Every line of the records below that holds the word "primary" belongs in the answer.

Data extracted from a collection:
──────────

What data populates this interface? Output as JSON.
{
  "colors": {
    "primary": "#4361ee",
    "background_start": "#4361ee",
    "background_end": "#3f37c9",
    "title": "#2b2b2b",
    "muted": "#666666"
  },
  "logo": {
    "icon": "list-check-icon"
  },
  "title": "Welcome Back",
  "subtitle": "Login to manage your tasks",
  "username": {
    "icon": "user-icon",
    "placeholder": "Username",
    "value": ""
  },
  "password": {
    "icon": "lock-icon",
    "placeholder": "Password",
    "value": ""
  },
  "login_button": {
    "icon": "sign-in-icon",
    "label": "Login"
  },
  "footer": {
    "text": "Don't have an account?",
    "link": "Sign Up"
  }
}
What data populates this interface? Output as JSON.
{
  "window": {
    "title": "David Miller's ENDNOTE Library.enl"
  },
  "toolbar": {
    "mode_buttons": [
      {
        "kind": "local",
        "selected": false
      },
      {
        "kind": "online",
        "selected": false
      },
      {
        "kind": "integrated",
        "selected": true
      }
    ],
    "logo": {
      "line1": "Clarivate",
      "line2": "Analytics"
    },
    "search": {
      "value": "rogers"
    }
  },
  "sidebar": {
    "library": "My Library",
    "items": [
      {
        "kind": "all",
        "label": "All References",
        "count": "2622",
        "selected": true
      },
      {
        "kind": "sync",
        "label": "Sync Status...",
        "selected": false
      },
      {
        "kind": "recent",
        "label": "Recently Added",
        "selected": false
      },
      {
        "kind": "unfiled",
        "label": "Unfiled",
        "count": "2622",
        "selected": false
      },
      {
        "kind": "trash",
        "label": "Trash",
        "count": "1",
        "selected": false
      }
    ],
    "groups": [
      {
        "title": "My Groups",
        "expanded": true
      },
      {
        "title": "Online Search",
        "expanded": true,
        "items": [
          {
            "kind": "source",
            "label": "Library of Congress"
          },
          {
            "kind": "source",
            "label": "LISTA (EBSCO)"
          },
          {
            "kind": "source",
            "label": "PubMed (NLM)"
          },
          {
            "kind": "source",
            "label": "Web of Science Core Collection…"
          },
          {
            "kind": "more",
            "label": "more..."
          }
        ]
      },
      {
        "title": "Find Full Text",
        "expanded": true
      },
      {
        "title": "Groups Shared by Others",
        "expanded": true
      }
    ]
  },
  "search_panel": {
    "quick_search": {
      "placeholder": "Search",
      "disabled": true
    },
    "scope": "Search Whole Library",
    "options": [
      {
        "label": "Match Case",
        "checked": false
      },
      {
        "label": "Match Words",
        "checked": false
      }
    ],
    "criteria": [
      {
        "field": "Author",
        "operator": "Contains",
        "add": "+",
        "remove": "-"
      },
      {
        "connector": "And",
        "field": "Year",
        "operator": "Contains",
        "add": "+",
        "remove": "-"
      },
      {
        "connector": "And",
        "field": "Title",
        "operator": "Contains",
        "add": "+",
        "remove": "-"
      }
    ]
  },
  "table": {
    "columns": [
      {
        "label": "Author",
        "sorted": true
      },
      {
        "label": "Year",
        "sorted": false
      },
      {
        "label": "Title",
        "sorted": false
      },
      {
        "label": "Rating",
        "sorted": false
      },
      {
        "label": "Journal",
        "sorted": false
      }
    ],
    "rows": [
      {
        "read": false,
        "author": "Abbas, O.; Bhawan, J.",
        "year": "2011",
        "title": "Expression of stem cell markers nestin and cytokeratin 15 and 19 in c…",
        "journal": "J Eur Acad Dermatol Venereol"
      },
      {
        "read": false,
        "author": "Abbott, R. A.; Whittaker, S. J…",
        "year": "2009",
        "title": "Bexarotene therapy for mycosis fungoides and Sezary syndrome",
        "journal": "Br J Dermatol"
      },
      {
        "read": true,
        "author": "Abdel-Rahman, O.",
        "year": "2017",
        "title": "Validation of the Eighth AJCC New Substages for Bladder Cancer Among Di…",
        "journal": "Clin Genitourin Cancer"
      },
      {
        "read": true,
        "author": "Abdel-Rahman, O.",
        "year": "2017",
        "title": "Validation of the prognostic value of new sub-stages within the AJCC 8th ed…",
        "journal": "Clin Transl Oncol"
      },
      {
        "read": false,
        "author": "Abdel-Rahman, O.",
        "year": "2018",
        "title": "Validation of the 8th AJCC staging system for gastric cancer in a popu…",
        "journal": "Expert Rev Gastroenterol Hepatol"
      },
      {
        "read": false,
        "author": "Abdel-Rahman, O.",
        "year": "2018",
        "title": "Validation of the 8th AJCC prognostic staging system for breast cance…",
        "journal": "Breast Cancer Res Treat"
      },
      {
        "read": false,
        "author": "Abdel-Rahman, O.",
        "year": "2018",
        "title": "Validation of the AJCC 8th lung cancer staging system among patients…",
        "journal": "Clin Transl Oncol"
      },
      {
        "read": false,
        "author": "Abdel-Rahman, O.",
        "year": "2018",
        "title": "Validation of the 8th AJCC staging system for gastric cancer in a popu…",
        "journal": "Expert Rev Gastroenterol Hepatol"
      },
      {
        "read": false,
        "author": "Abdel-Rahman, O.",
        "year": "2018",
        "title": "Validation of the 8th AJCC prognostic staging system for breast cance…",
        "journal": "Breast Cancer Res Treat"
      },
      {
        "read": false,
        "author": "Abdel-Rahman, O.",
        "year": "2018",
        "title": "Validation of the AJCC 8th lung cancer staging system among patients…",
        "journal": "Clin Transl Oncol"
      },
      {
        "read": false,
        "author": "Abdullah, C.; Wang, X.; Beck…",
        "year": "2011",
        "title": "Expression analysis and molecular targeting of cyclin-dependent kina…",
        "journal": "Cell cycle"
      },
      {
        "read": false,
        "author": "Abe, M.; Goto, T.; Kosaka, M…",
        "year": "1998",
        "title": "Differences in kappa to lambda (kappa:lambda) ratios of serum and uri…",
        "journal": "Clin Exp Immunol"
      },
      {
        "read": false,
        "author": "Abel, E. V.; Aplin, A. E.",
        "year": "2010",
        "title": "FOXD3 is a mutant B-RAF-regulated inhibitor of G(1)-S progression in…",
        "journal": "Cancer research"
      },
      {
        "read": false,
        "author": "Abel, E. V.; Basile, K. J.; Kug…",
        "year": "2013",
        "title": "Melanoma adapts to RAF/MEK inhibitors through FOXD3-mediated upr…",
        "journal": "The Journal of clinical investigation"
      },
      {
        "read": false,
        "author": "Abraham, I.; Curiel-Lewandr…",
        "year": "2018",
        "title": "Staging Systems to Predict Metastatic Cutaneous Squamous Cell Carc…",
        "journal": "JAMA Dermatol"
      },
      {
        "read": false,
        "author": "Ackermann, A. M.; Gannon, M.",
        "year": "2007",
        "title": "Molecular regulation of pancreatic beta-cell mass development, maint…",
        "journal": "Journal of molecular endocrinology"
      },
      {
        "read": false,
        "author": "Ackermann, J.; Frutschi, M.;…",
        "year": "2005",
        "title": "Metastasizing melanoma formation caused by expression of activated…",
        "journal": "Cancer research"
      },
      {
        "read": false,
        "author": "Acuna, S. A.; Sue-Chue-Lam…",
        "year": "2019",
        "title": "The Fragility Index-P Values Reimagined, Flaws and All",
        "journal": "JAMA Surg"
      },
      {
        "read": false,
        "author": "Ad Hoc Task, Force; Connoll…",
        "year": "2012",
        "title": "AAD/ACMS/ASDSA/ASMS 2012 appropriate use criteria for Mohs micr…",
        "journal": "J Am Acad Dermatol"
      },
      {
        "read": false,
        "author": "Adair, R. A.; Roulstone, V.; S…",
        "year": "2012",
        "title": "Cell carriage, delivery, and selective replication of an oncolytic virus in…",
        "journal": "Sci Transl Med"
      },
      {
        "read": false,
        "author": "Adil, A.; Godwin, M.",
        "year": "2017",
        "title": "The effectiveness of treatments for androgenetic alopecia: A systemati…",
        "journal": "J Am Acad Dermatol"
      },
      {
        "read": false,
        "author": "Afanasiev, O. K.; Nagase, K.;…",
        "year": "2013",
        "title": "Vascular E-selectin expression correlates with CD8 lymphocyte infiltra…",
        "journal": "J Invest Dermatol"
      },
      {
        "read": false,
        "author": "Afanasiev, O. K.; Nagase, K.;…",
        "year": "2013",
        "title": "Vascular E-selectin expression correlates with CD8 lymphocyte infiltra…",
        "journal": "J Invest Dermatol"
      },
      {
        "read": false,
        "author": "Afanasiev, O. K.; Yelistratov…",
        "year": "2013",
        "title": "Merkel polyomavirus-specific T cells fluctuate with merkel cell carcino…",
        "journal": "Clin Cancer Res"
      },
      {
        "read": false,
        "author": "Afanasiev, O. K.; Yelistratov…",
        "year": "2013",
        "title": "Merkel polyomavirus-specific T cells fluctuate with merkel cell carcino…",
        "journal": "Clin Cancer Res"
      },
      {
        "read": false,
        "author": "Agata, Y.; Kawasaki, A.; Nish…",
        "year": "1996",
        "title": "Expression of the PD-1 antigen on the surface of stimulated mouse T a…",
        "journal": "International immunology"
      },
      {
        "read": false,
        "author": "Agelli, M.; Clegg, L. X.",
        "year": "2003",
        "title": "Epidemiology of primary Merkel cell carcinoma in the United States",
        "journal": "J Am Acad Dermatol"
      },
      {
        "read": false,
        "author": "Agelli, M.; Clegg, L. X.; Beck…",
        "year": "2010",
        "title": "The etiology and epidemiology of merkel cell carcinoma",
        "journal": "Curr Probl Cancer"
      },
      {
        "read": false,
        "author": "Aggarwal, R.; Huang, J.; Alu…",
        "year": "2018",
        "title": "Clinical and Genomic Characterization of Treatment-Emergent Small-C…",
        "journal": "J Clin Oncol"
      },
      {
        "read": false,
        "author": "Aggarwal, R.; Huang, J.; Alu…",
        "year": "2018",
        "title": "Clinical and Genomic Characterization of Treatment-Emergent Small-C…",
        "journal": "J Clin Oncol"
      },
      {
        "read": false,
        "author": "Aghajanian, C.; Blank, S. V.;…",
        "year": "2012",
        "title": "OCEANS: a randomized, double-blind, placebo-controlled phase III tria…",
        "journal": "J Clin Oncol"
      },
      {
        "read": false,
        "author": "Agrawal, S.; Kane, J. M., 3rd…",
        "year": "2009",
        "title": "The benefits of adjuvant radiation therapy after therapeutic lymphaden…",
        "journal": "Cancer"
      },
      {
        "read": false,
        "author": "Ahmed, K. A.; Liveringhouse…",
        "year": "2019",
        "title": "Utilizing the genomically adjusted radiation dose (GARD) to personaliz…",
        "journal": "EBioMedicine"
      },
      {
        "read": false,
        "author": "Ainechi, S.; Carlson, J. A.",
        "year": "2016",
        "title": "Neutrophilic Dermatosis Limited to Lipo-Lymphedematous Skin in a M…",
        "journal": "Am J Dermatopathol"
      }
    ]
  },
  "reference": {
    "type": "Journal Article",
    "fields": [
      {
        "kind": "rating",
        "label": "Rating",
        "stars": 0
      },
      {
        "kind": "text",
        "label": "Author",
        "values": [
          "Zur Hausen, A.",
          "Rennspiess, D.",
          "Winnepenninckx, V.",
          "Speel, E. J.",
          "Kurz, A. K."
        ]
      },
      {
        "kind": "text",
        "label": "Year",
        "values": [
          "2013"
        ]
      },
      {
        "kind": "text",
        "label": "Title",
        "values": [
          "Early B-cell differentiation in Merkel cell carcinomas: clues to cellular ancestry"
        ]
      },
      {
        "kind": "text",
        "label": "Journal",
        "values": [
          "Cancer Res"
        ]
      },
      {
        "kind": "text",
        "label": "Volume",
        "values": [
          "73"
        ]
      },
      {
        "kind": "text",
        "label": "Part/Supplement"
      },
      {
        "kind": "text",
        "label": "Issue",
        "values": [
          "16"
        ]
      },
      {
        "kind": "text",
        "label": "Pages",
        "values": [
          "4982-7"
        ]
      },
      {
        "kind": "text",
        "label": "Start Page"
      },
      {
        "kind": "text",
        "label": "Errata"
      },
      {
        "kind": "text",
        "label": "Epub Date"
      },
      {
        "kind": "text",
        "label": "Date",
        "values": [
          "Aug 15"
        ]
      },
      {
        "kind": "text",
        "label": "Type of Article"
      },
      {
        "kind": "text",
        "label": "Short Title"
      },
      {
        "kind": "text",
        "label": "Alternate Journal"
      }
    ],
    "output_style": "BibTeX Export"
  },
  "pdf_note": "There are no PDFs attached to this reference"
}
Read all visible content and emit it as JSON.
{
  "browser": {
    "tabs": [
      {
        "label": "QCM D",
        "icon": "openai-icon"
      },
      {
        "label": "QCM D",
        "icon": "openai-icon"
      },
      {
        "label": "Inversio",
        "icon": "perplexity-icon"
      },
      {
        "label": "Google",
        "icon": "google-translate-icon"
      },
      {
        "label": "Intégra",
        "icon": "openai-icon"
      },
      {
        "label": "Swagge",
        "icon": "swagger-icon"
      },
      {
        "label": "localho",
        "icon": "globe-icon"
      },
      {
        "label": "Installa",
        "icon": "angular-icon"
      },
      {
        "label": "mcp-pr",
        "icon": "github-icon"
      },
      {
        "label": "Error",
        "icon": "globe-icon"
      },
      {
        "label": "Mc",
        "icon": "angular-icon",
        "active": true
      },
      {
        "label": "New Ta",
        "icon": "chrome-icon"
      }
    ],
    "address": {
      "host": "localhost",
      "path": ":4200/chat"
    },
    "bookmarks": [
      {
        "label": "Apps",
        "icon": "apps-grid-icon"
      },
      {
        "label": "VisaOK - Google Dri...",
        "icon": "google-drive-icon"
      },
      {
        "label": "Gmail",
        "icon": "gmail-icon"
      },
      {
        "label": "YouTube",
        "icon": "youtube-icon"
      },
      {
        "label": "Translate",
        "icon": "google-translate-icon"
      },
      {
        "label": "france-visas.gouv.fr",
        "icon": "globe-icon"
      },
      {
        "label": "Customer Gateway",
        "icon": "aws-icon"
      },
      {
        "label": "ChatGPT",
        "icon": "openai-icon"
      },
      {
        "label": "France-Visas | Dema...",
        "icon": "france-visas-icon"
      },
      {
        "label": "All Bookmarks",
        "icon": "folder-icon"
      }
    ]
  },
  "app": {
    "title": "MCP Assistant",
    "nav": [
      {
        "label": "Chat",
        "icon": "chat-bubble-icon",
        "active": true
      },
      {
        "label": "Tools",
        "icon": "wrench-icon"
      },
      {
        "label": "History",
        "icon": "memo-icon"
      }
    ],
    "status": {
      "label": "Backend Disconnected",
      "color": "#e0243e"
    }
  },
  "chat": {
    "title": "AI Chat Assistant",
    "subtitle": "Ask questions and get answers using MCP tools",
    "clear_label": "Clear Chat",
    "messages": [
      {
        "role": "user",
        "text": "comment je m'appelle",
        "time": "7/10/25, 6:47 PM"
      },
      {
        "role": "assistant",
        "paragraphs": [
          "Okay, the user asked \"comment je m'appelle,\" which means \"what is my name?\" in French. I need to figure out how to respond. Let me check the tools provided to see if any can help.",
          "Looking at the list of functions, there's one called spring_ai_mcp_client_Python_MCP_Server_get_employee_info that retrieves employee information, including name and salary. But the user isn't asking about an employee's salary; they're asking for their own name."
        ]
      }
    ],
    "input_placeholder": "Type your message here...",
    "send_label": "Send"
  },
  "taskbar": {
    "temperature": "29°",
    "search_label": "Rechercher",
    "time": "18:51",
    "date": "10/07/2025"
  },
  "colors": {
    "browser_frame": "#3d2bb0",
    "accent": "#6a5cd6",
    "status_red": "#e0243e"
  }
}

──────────

**Task response**
    "primary": "#4361ee",
        "title": "Epidemiology of primary Merkel cell carcinoma in the United States",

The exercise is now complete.